By the time you read this, we’ve already made some pretty strong headway into the new year. It’s February and the celebrations of the new year – along with the hopes and prayers that this year will be infinitely better than the last – are falling further and further into a distant memory.
I’m sure I wasn’t the only one in wishing for a better year than the one we just had. But it would be naive to think that the turn of a new calendar year somehow will have any kind of direct impact on the world and how things are going to turn out. In fact, the world isn’t going to change at all if the people inhabiting it don’t change. So, how can we change?
As part of my annual ritual, I took time out to reflect on the different areas of my life : which areas went the way I wanted them to and which needed some positive tweaking. An area I definitely let slide was my sleeping pattern.
To fulfil my obligations in various roles with clients and organisations, as well as serving my local church, I’d be having meetings with people in different time zones across the world. By doing so, my workday – instead of being condensed into consecutive hours – would be spread over the day and night. Sometimes I’d have meetings at 8 in the morning. Other days I’d be done with Zoom at 11 o’clock at night. And so to accommodate, I’d shift my sleep all over the place. There were many occasions when I’d be climbing into bed at 2am when my wife would already be into her second, perhaps even third, sleep cycle of the evening. This wasn’t without its consequences.
My energy levels were erratic. I’d be sharp and mentally focused on some days and on others, I’d be foggy-brained and have to concentrate twice as hard to stay in the conversation. I was also out of sync with my wife. We weren’t eating together or having downtime together, which had the potential to create distance between us.
My morning routine suffered too. I normally would spend an hour at the start of each day stretching, reading, praying and meditating. I found myself trying to play catchup with those habits every few days. But that’s not how it works. Just like how you can’t eat 6,000 calories in one go in order to go three days without food, you can’t do an extended stretching session or prayer time to make up for missing the previous sessions. It’s about doing the small consistent actions that lead us towards our bigger goals and mission in life.
Falling behind on keystone habits will leave you feeling stressed and in a perpetual state of playing catch up. A keystone habit is a habit that has ripple effects into different areas of your life. For example, having a solid sleep schedule is a keystone habit because if you have this in place, lots of other positive things will come from it.
Your body will function better. You’ll be more refreshed physically. Your mental performance will be more consistent. You’ll reduce your levels of stress. You’ll feel more emotionally resilient, and on top of everything that’s going on.
That’s why I’ve consciously recommitted to a more predictable sleep pattern this year. I’m already seeing and feeling the benefits. It’s better for my physical, emotional, and spiritual health. It’s better for my marriage. Last but not least, it’s better for my work performance.

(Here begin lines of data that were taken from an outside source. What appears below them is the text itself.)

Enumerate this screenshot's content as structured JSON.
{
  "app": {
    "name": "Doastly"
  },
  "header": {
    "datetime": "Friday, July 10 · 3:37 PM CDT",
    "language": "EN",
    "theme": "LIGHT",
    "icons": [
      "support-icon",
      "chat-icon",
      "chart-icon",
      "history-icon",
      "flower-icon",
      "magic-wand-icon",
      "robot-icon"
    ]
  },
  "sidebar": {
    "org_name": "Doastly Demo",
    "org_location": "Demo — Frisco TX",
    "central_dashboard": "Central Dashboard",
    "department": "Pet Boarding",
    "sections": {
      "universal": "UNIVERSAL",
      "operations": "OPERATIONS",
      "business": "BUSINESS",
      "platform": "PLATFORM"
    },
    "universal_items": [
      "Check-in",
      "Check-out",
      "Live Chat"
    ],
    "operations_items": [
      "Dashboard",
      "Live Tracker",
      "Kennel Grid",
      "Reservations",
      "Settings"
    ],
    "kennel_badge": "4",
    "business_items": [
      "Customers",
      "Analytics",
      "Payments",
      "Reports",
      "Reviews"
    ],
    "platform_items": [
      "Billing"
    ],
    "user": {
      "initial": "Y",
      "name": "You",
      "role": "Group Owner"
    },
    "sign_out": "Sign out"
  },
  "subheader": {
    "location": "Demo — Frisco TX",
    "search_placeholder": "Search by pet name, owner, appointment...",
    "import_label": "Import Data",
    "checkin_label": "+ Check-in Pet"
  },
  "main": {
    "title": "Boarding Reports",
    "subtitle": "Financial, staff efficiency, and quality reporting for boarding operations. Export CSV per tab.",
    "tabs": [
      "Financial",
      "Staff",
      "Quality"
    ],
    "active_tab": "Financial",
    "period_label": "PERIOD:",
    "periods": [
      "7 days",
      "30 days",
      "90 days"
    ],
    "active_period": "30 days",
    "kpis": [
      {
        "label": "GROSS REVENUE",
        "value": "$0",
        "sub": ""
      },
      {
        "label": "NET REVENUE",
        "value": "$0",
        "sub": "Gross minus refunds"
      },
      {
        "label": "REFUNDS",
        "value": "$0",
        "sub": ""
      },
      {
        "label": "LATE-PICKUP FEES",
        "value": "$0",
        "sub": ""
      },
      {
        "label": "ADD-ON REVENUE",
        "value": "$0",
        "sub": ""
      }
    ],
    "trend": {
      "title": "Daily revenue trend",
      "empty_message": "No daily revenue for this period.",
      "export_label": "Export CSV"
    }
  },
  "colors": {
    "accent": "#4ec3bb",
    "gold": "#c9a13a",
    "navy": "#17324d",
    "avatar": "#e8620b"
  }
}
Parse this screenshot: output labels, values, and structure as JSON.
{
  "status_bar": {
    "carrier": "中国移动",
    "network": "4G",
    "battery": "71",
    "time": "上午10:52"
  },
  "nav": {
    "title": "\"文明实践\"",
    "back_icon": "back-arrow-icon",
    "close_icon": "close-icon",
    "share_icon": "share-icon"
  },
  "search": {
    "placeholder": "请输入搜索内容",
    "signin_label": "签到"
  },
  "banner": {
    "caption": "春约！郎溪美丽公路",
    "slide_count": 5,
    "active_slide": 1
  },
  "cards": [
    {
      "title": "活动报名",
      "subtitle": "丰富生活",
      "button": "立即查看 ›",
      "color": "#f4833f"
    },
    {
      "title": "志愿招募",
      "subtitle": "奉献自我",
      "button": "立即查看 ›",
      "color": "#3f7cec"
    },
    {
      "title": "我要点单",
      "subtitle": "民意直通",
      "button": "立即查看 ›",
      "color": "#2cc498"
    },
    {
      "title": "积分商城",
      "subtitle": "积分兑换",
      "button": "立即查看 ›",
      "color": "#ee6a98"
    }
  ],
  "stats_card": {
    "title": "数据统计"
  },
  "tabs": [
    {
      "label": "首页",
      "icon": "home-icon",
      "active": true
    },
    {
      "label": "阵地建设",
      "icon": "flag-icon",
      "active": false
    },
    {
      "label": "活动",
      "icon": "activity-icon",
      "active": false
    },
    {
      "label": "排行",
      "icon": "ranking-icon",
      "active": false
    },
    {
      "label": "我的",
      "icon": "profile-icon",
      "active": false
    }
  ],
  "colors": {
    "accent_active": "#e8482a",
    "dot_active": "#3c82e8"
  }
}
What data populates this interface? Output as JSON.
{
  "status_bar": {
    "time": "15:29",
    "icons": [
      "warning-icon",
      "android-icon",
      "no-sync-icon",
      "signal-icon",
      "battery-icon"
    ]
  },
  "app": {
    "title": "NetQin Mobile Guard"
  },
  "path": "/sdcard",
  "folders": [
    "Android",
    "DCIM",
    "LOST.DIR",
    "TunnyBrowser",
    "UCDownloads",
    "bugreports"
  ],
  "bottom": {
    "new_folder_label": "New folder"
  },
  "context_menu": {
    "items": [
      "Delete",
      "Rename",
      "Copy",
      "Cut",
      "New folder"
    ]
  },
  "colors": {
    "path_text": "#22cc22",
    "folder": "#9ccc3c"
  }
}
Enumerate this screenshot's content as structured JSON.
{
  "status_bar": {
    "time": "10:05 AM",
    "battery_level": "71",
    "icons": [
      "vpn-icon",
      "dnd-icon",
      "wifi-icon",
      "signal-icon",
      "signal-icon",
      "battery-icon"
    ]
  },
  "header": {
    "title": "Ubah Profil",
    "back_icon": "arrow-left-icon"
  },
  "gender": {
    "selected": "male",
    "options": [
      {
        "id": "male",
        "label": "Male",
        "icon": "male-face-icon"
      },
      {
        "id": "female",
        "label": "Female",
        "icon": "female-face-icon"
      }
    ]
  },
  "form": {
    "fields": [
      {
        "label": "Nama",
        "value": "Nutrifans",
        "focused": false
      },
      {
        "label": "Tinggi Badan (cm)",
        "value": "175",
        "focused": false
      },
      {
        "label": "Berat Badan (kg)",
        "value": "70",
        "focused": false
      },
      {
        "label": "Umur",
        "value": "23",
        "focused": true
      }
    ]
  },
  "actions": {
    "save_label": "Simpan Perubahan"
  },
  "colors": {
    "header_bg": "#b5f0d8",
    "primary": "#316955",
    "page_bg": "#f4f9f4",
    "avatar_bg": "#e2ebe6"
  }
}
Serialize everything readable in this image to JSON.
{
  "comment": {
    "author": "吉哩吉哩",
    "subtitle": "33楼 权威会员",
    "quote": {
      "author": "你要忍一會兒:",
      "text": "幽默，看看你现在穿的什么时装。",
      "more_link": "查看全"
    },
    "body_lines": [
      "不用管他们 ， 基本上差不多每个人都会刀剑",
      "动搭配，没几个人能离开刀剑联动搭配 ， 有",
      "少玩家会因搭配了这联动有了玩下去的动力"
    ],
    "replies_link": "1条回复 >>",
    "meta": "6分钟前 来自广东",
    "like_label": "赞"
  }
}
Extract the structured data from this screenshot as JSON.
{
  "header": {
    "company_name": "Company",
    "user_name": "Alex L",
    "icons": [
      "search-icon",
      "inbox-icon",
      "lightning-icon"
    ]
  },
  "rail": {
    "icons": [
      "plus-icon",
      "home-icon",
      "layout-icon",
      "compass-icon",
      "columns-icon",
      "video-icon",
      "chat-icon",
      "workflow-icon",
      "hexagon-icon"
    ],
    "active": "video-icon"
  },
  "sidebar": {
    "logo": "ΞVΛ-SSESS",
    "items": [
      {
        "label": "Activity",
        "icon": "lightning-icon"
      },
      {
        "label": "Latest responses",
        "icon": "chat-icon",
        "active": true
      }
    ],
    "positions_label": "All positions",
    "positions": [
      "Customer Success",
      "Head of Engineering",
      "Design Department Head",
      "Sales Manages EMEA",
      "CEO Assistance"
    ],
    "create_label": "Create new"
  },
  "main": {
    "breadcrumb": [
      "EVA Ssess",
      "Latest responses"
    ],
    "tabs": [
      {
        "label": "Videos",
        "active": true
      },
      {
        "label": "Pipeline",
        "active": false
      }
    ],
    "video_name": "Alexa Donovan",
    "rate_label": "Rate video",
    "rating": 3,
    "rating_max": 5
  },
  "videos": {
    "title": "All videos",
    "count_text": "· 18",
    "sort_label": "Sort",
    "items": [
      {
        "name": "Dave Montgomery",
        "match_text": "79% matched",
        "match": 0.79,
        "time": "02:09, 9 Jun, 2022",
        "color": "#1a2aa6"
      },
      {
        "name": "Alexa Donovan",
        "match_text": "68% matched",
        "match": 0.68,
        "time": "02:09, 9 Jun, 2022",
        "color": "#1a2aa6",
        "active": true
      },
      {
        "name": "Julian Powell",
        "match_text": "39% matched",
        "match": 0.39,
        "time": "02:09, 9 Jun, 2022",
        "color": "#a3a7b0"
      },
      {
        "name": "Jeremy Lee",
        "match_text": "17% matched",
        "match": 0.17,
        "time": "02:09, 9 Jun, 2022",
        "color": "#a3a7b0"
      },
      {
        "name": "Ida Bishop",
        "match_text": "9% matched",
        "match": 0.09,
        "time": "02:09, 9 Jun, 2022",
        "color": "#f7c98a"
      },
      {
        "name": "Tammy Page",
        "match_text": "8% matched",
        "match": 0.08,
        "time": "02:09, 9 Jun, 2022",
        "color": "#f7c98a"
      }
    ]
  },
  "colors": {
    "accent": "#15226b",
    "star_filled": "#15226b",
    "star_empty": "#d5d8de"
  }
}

As with most keystone habits, there’s a cost ; it likely creates a puzzle that needs solving. If I want to be in bed by 10:30pm each night, I have to do some reverse engineering. I must shower by 10pm. My last meeting of the day must finish no later than 9pm. I need to finish dinner by 7pm. I should finish my workout by 6:30pm, and so on.
If you’re starting to feel like you’re falling behind in life, or you’ve been dealing with a level of stress for a while, that’s going to get worse if you ignore it. It’s worth taking some time to do a little audit of your habits. Identify the keystone habits and then make a decision to plan your lifestyle around them.
This is an extremely effective way to get ahead and stay on top. It’s a relatively straightforward exercise you can do by yourself. Your reward? A better sense of control and peace – something we all need more of at a time of extreme uncertainty with everything that’s going on in the world right now.